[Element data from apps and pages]
━━━━━━━━━━━━━━━━━━━━

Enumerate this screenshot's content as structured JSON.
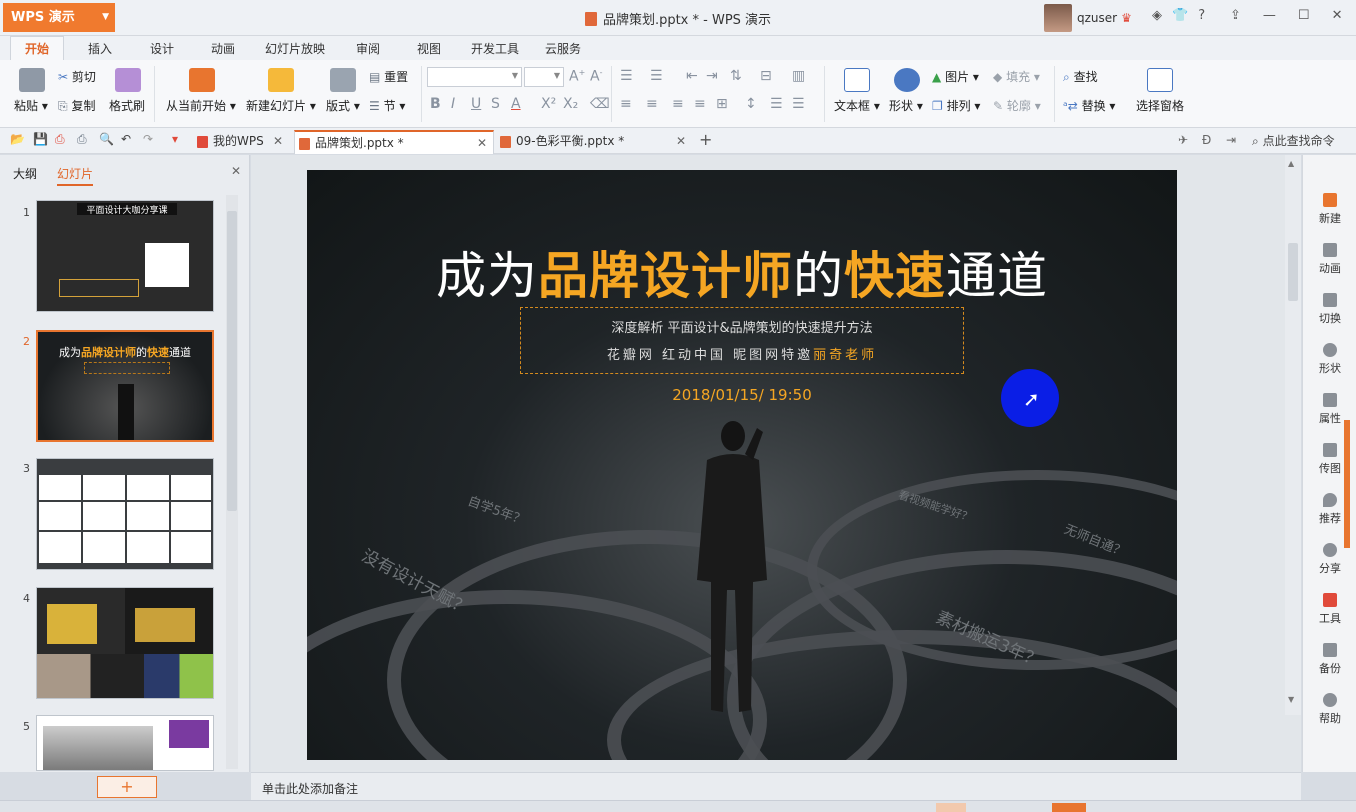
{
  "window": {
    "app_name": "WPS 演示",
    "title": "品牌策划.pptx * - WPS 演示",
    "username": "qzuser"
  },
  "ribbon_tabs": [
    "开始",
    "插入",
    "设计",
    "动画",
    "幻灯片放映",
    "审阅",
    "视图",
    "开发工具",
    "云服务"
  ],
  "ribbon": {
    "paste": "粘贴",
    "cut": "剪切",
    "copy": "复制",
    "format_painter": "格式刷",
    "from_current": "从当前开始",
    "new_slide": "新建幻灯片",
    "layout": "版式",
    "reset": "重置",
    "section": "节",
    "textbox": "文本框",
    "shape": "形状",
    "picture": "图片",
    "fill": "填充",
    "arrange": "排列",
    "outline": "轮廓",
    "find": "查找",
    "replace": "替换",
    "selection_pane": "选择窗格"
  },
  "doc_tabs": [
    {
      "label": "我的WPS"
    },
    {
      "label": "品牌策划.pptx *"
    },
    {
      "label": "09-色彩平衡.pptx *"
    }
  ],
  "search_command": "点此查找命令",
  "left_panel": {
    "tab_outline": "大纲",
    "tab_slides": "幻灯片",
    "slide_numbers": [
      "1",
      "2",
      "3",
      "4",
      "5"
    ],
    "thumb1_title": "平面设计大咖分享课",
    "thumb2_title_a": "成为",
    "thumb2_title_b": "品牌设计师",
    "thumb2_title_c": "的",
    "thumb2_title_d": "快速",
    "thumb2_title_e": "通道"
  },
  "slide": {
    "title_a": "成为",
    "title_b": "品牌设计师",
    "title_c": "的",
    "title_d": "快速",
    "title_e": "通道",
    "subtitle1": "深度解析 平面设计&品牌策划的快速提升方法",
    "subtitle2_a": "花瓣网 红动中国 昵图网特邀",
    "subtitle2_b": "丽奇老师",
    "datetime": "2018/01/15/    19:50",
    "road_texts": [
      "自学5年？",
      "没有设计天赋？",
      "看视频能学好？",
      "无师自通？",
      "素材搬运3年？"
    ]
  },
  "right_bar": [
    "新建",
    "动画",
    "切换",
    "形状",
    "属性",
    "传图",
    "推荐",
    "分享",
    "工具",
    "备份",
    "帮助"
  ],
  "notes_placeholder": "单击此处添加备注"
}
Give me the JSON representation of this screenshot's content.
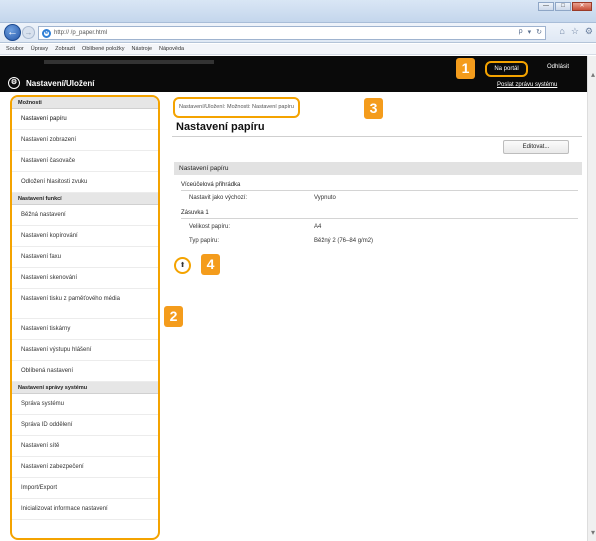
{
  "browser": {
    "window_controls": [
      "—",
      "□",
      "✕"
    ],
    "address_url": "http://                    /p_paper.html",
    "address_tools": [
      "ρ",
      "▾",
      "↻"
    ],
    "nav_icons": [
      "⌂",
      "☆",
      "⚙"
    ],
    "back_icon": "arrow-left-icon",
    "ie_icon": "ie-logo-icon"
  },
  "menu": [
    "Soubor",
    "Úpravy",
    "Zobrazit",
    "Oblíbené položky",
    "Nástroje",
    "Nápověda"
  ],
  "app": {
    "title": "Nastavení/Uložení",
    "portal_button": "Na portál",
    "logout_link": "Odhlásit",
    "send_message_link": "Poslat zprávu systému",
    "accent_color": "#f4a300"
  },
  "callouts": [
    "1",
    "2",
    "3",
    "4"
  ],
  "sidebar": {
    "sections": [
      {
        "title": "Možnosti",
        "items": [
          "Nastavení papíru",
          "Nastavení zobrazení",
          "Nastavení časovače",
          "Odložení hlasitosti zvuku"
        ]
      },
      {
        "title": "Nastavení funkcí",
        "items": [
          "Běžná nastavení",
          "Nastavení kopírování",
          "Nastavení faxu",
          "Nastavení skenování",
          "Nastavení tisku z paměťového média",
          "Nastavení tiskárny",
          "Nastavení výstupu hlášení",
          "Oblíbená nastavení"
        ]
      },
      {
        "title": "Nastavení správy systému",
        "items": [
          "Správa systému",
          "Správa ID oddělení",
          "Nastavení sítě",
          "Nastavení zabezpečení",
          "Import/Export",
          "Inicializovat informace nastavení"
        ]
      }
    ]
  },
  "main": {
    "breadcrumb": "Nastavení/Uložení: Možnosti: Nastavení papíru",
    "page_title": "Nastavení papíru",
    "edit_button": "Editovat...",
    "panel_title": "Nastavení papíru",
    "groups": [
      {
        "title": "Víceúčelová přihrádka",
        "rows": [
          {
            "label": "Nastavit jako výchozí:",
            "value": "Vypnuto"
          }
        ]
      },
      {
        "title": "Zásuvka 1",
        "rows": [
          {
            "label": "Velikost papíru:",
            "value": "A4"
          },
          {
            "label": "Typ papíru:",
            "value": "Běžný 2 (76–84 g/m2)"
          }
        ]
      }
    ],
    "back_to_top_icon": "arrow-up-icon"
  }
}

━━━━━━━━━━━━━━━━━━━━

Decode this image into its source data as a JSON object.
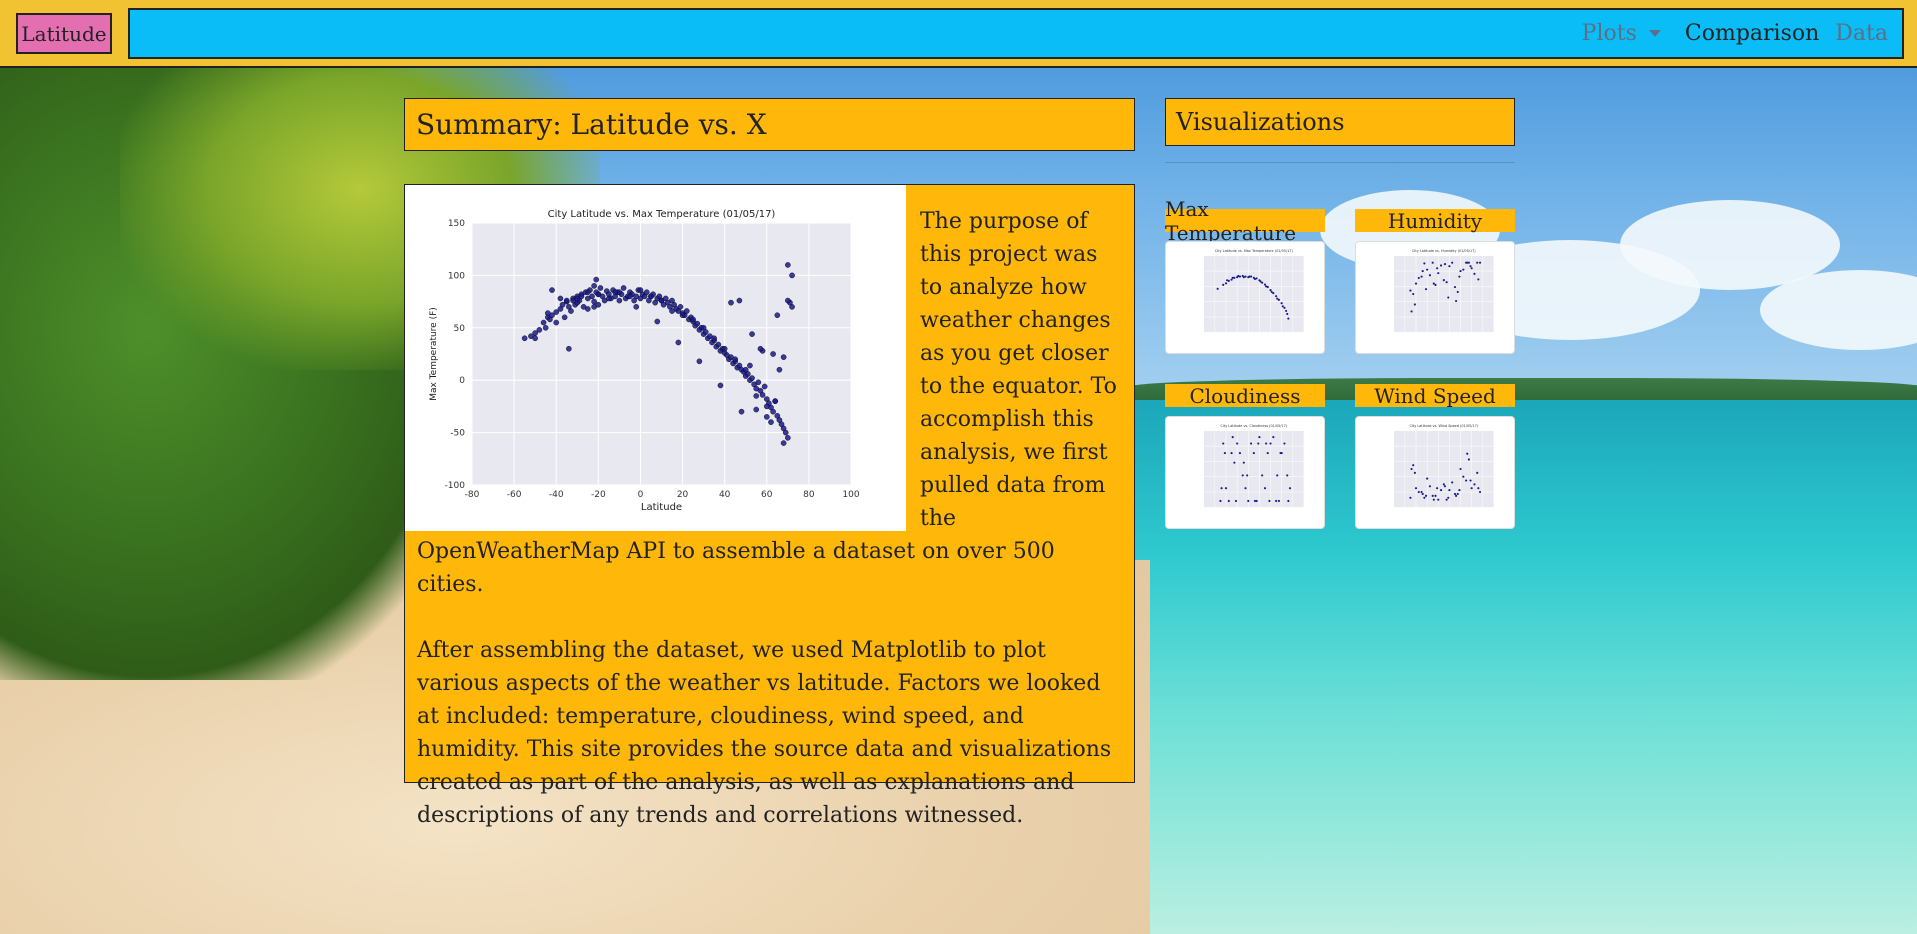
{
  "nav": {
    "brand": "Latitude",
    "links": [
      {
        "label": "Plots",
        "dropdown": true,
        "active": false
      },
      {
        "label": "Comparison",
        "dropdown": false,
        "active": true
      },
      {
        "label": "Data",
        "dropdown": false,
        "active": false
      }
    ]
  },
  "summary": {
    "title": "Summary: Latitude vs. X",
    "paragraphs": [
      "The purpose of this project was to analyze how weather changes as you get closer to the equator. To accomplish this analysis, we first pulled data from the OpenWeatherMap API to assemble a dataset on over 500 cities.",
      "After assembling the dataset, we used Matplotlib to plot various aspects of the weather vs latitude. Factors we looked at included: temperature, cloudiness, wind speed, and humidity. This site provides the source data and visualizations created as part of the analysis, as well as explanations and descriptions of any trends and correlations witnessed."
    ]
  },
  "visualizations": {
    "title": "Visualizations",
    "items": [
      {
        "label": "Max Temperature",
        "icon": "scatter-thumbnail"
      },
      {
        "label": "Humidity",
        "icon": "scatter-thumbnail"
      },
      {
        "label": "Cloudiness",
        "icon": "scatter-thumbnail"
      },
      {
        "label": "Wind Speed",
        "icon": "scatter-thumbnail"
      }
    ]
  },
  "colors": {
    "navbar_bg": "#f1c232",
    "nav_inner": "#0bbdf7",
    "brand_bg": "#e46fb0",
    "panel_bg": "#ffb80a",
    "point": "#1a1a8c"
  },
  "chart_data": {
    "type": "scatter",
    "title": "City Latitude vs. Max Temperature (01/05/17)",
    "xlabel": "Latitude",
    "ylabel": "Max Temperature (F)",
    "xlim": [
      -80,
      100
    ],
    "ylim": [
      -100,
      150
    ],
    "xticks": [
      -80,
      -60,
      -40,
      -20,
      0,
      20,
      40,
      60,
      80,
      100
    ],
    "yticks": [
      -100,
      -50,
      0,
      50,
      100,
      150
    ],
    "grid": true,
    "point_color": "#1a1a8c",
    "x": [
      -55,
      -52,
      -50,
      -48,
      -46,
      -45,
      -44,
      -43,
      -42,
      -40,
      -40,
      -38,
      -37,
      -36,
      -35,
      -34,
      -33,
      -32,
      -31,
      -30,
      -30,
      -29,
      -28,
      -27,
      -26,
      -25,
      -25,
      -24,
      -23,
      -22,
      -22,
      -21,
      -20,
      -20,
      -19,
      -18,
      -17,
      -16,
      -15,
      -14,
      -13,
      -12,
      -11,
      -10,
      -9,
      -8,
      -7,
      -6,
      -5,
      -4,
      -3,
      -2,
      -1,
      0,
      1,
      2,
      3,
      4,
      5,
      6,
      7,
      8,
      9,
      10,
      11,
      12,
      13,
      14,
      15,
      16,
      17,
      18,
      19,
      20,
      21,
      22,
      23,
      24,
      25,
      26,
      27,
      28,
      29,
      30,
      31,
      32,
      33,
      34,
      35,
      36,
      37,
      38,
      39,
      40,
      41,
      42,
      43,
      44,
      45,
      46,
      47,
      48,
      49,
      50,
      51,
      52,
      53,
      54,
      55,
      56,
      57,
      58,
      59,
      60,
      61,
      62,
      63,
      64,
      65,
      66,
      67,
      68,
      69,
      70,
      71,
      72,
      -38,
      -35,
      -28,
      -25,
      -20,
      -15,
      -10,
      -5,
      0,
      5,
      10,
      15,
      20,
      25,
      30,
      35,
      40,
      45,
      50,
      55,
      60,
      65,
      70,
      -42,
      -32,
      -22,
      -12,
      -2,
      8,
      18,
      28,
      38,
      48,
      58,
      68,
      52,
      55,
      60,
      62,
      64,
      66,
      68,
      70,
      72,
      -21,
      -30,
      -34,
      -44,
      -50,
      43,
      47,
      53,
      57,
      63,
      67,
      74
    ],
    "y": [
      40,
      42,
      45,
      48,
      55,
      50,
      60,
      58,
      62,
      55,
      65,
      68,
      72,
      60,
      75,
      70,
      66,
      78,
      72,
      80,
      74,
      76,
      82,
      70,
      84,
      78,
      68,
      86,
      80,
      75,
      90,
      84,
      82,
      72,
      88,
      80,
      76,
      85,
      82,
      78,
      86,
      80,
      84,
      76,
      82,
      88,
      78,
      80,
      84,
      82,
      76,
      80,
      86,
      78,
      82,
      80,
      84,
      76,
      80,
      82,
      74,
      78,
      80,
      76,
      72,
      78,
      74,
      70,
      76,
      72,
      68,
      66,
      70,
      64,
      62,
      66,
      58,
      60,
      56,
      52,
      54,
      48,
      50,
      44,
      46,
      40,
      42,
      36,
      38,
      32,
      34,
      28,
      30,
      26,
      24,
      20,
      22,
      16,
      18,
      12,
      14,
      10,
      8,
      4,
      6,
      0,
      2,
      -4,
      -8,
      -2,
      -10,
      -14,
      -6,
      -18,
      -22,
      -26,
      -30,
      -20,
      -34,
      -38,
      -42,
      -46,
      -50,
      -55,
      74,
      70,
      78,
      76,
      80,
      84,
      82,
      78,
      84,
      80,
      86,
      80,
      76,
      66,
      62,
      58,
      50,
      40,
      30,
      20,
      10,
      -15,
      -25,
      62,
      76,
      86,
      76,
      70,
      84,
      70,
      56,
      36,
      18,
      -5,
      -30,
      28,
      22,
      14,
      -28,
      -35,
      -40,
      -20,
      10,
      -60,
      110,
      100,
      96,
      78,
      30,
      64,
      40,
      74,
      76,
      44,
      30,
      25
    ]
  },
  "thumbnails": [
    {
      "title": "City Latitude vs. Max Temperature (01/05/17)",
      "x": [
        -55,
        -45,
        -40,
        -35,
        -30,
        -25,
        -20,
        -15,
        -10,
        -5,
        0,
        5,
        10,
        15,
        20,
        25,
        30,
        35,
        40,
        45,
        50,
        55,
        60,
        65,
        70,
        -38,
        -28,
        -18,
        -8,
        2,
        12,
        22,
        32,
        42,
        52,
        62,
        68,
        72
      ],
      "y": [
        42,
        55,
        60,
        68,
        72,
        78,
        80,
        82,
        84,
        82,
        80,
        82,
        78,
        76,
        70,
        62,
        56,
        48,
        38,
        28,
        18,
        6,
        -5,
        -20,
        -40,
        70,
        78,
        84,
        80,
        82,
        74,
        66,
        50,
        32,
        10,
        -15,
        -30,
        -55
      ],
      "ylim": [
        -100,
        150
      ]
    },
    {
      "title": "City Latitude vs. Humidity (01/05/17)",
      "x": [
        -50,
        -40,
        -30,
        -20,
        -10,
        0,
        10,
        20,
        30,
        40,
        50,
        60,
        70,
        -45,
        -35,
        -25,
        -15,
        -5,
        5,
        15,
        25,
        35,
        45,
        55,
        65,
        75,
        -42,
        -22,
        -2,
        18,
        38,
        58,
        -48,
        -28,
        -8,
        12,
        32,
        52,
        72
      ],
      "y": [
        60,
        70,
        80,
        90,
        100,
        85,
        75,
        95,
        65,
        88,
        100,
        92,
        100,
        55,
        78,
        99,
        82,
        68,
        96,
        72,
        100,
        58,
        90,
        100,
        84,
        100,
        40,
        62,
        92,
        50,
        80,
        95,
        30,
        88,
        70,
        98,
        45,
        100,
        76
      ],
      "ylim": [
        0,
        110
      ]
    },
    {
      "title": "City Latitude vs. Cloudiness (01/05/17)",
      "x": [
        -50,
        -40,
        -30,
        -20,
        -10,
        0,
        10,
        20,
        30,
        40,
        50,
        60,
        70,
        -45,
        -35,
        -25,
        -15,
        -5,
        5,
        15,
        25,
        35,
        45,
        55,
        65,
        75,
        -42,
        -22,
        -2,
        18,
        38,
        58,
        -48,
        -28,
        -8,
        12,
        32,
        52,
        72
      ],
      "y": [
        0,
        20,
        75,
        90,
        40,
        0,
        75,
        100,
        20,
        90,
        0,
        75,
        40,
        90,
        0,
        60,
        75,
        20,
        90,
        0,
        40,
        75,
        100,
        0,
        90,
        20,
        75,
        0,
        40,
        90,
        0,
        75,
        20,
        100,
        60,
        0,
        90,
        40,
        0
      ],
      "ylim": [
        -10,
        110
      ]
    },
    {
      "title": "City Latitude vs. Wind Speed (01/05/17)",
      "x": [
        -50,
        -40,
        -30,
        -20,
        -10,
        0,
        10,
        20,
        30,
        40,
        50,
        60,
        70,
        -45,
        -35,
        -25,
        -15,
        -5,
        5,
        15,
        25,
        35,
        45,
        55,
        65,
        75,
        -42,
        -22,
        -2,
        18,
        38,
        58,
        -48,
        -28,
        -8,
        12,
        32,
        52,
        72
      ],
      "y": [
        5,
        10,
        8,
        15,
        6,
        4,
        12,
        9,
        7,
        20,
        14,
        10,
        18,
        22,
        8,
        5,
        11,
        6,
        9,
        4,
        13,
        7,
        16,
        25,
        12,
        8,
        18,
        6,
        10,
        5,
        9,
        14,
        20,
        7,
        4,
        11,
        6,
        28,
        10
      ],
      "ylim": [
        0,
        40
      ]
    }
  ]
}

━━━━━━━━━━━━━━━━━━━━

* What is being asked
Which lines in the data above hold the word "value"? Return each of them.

* Written answer
            "value": "Vypnuto"
            "value": "A4"
            "value": "Běžný 2 (76–84 g/m2)"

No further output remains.